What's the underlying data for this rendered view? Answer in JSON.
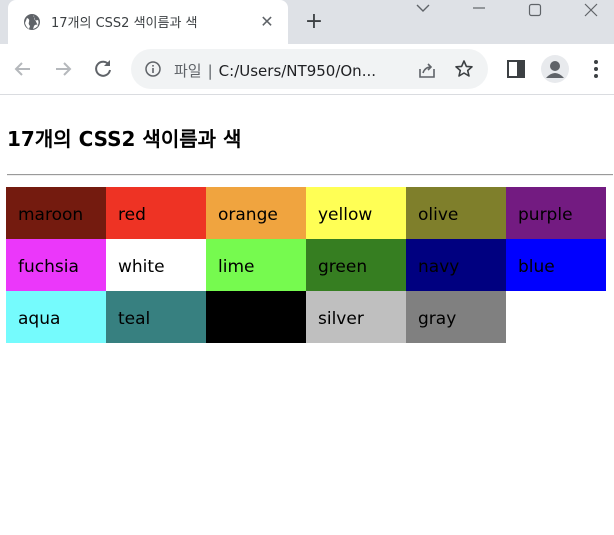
{
  "browser": {
    "tab_title": "17개의 CSS2 색이름과 색",
    "tab_close": "✕",
    "new_tab": "+",
    "address_scheme": "파일",
    "address_sep": "|",
    "address_url": "C:/Users/NT950/On..."
  },
  "page": {
    "title": "17개의 CSS2 색이름과 색",
    "rows": [
      [
        {
          "name": "maroon",
          "color": "#741b0f"
        },
        {
          "name": "red",
          "color": "#ee3324"
        },
        {
          "name": "orange",
          "color": "#f0a43f"
        },
        {
          "name": "yellow",
          "color": "#ffff55"
        },
        {
          "name": "olive",
          "color": "#7f7f2b"
        },
        {
          "name": "purple",
          "color": "#731b81"
        }
      ],
      [
        {
          "name": "fuchsia",
          "color": "#eb37fa"
        },
        {
          "name": "white",
          "color": "#ffffff"
        },
        {
          "name": "lime",
          "color": "#76fa4f"
        },
        {
          "name": "green",
          "color": "#367e21"
        },
        {
          "name": "navy",
          "color": "#000080"
        },
        {
          "name": "blue",
          "color": "#0000ff"
        }
      ],
      [
        {
          "name": "aqua",
          "color": "#75fbfd"
        },
        {
          "name": "teal",
          "color": "#378080"
        },
        {
          "name": "",
          "color": "#000000"
        },
        {
          "name": "silver",
          "color": "#bfbfbf"
        },
        {
          "name": "gray",
          "color": "#808080"
        }
      ]
    ]
  }
}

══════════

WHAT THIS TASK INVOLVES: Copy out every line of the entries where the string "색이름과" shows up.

YOUR SOLUTION:
    "tab_title": "17개의 CSS2 색이름과 색",
    "title": "17개의 CSS2 색이름과 색",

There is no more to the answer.